LISTED ENTRIES: Begin
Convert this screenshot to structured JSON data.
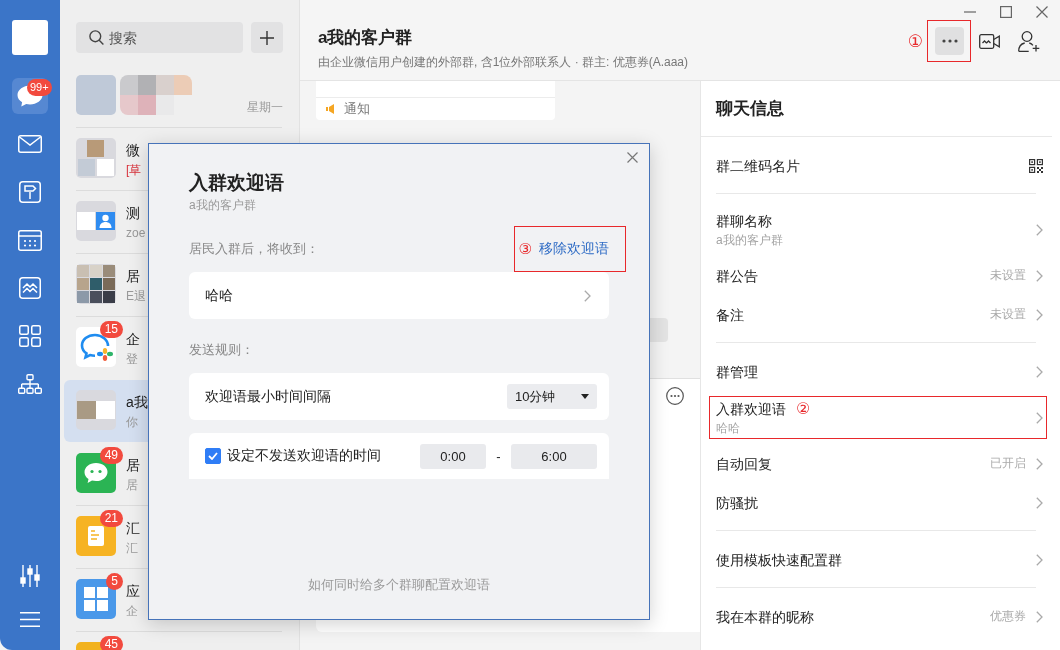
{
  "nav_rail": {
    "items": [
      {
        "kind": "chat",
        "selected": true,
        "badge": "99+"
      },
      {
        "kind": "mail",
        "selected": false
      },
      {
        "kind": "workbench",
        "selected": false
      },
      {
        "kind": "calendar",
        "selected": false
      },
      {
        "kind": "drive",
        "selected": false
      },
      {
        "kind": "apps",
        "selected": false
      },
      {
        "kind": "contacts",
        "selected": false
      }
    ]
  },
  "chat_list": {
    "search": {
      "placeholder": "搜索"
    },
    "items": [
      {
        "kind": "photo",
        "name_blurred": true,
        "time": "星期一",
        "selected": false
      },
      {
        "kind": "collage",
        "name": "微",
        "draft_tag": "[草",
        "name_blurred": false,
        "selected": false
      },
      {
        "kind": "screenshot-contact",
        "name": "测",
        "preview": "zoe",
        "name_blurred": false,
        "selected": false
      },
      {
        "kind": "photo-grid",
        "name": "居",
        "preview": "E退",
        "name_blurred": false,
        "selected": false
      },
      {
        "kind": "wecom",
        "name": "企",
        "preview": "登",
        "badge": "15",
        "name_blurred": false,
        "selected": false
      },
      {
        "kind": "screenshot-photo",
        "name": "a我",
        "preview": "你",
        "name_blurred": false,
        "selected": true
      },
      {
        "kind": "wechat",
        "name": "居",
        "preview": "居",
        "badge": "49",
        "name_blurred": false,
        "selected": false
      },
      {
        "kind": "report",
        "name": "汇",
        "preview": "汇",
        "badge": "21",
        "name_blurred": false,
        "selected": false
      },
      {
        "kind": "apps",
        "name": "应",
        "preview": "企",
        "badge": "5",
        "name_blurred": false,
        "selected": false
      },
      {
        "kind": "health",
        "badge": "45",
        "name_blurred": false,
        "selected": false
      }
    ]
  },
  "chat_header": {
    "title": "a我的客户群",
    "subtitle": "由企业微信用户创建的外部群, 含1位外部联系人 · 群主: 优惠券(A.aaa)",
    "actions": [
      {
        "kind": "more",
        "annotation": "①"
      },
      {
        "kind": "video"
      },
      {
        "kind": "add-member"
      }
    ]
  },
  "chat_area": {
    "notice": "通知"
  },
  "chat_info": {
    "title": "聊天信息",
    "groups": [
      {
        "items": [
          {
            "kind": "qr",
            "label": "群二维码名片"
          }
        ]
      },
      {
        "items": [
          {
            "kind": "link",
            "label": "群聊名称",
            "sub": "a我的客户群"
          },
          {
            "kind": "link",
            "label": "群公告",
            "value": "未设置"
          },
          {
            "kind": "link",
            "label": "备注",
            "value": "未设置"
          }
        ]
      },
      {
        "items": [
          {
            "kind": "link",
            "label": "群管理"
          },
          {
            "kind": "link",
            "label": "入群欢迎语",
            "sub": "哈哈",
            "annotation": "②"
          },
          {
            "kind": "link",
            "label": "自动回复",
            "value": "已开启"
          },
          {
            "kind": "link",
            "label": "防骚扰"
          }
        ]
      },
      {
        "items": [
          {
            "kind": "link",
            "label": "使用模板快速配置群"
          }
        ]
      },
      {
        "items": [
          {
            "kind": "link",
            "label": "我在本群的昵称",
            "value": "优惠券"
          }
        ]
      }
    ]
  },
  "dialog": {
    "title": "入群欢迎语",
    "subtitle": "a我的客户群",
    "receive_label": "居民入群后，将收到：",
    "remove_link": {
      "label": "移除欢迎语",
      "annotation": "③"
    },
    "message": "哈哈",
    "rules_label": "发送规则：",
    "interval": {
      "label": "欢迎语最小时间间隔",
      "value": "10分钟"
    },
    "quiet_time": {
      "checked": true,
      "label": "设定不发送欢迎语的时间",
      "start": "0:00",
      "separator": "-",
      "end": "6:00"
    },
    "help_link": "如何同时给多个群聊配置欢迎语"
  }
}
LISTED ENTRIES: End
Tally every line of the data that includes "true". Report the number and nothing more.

__SOLVED PROBLEM__.
4